Calculate your Massachusetts Sales Tax Liability
If you do find that you have nexus in Massachusetts, your next step is calculate your potential past due sales tax liability in the state.
You can do this by working with an accountant or spreadsheet, but the quickest and easiest way to do this is via TaxJar.
If you are not already a TaxJar subscriber:
If you subscribe to TaxJar today, we will pull in all of your transaction data back to January 1, 2017. We can also provide you with previous years’ data for an extra fee.
If you have your transaction data in .csv format, you can also upload a .csv to TaxJar. From there, we will slice and dice your data through our sales tax engine and determine your sales tax liability.
Once you have subscribed to TaxJar (or if you are already a TaxJar subscriber):
Find “Massachusetts” on your TaxJar dashboard. If Massachusetts is in yellow, it means that TaxJar’s sales tax engine thinks that you should have been collecting sales tax in the state. Here’s an example of an Amazon seller who is not collecting sales tax in Massachusetts but has sales tax nexus there:
As you can see, TaxJar’s sales tax engine expects that this Amazon FBA seller should have collected $360.78 in Massachusetts over the past month, but they collected $0.00. This is the type of information that Massachusetts is looking for. They are trying to determine if there are Amazon FBA sellers with sales tax nexus in their state who are not collecting sales tax.

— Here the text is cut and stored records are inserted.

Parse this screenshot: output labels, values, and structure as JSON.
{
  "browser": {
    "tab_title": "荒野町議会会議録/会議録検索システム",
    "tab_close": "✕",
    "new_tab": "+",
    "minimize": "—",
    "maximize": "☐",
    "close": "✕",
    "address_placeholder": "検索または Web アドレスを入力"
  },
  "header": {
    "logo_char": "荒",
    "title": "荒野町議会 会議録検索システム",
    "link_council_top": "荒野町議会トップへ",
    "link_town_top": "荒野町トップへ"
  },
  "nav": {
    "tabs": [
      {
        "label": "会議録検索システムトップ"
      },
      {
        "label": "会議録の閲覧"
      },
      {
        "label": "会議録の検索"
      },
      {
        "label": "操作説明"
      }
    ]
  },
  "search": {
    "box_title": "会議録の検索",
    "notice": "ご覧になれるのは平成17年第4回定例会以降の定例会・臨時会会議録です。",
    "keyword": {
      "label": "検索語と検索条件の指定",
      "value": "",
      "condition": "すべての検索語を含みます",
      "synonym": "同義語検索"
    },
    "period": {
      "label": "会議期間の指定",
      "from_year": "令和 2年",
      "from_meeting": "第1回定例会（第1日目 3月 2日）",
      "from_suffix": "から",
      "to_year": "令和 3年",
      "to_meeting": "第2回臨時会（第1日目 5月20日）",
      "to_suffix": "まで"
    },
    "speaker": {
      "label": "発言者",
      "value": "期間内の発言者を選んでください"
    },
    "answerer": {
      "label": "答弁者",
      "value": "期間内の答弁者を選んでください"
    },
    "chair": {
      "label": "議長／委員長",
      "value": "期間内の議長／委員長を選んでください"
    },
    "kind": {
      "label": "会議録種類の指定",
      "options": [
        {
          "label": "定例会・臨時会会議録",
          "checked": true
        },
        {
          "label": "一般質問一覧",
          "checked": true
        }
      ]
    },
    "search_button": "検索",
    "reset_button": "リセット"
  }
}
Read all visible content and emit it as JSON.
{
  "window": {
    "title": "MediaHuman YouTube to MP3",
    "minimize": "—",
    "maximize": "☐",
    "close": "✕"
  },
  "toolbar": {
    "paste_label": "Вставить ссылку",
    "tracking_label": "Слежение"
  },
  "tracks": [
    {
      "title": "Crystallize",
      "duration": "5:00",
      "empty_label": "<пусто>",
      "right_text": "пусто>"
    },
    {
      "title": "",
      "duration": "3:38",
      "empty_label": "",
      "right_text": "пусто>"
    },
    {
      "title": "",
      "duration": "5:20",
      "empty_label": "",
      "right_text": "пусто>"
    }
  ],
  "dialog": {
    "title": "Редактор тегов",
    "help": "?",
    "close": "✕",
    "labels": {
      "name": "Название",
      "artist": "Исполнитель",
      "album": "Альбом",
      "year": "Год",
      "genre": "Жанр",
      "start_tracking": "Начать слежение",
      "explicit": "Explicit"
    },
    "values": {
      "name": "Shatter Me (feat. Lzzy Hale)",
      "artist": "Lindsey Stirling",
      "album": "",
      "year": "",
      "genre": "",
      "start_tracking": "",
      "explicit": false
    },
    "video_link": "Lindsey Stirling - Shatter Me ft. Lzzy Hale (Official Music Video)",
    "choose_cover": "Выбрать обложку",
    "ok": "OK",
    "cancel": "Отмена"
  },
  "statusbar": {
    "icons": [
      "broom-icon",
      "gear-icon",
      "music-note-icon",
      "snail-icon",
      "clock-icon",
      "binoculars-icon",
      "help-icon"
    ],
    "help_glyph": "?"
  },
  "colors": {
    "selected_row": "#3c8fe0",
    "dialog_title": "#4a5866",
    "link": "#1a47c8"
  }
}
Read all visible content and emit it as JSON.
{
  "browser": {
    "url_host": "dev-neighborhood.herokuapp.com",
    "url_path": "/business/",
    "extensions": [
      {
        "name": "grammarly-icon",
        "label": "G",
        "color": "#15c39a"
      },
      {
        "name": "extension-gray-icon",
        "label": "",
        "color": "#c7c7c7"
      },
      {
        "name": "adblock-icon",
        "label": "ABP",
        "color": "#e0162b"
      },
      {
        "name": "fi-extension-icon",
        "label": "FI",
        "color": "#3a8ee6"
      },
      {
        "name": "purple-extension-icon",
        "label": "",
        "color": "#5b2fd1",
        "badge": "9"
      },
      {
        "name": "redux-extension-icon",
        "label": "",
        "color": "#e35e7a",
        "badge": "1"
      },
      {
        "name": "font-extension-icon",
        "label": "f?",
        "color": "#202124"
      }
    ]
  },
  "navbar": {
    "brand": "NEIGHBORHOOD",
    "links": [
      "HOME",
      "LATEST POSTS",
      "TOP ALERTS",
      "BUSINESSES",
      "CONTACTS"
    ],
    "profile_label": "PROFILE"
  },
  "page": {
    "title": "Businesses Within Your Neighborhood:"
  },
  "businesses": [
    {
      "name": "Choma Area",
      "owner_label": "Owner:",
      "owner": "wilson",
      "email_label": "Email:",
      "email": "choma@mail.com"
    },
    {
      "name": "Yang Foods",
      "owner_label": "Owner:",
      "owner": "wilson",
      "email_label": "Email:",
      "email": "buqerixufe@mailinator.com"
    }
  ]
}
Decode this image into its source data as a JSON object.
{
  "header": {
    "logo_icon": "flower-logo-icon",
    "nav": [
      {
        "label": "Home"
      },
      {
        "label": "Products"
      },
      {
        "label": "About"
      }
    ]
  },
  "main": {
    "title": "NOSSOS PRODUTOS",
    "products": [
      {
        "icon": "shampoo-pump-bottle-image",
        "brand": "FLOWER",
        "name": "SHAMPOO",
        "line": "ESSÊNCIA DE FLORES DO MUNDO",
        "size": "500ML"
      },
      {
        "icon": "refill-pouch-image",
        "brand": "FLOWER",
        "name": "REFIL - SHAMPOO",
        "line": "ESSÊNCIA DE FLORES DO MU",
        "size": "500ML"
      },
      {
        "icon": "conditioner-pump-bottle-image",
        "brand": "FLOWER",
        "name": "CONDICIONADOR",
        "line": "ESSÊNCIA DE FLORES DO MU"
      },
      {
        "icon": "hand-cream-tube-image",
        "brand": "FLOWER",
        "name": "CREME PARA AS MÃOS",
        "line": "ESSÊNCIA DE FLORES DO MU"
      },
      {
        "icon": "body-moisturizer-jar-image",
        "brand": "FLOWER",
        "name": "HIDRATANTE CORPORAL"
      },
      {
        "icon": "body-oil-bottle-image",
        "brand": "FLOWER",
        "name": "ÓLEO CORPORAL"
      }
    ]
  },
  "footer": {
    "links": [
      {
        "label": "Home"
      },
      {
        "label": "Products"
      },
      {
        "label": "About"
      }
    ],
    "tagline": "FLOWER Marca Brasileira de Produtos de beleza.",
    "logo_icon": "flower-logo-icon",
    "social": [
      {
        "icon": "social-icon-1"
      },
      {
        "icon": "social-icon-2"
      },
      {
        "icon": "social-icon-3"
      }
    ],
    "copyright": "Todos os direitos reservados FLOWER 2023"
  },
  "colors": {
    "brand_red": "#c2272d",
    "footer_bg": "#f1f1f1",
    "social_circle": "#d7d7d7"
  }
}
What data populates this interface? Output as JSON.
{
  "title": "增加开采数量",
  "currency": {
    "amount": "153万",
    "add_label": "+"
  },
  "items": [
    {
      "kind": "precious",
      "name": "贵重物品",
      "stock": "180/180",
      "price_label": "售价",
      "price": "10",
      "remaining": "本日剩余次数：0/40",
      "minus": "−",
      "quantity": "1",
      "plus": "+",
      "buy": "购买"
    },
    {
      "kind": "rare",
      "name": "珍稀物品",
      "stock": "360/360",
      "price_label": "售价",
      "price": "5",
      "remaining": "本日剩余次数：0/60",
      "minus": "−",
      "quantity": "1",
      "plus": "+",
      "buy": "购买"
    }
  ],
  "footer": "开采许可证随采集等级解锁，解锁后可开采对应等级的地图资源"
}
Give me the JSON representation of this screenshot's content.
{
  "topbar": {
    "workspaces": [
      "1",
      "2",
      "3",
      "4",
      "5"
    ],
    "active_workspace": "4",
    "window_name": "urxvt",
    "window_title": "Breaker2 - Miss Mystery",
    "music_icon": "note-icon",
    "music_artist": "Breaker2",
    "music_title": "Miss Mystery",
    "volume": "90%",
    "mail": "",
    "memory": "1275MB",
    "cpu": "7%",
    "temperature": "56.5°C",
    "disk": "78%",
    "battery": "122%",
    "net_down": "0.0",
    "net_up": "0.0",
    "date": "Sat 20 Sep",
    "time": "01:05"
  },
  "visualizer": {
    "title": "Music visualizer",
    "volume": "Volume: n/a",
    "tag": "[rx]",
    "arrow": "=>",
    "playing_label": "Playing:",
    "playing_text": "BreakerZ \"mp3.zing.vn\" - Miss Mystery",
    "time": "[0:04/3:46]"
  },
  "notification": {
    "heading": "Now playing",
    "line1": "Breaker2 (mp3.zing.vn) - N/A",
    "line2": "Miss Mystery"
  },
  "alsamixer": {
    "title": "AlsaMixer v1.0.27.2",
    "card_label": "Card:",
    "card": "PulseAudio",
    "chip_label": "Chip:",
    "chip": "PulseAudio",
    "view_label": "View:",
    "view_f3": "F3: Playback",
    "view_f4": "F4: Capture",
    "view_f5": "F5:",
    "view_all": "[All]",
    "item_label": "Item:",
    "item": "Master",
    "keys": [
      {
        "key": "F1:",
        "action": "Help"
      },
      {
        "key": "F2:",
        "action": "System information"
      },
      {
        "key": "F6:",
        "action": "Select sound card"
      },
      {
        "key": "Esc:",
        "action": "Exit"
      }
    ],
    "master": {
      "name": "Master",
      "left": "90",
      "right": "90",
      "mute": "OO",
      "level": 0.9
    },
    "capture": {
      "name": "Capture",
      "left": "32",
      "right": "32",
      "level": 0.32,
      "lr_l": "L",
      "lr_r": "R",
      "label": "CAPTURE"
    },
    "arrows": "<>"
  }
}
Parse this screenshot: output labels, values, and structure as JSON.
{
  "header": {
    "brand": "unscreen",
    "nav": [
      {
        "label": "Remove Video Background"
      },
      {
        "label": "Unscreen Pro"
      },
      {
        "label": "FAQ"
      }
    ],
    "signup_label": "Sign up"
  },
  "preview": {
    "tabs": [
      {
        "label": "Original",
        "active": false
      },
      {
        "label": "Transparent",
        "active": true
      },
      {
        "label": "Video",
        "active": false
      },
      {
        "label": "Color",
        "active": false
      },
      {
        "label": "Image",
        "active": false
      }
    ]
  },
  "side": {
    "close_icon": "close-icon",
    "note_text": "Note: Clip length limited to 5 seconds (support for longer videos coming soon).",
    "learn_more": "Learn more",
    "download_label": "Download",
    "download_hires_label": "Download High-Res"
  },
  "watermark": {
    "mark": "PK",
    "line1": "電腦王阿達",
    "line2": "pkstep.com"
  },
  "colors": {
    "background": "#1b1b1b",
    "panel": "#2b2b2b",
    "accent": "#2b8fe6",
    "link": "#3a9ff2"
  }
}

Keep in mind that this particular seller’s report only shows his sales tax liability in the past month. With TaxJar, you can click on your Massachusetts local report to dig into how much sales tax you should have collected over other time periods.
Also keep in mind that Massachusetts will assess further fines, penalties and interest on top of the past due sales tax that was not collected and remitted.
Here’s a video about how to use your Expected Sales Tax Due report to determine how much sales tax you should have collected in a state:
Take Preventative Action (if Possible)
Amazon has stated that they will turn over the requested information to the Massachusetts DOR by Friday, January 26, 2018.
It is possible that sellers with sales tax liability in the state can contact a sales tax expert and preemptively participate in Massachusetts’ Voluntary Disclosure Program. Under this program, taxpayers can come forward anonymously with the help of a sales tax expert and, after a 3-year “look back” period where Massachusetts determines your sales tax liability, you may be eligible to have some fines and penalties waived.
What will happen next?
According to Martin, a state’s next step in situations like this is to begin sending letters to Amazon FBA sellers on the list. If you receive a letter from a state, we recommend speaking with a sales tax expert before responding. These notifications are full of pitfalls that unwary sellers can easily fall into.
As for other states, depending on Massachusetts’ success, they may take a similar action. Or, they may take action such as the state of Washington, which has passed a law that marketplaces (like Amazon) are responsible for collecting sales tax. Or they may take a bold action like South Carolina and find themselves embroiled in a legal battle with Amazon.
Want more information? This is a developing story. Join us for a live video chat on Tuesday January 30, 2018 at 10am PT/1pm ET to speak further with sales tax experts about Amazon’s actions and how sellers can protect themselves from sales tax liability.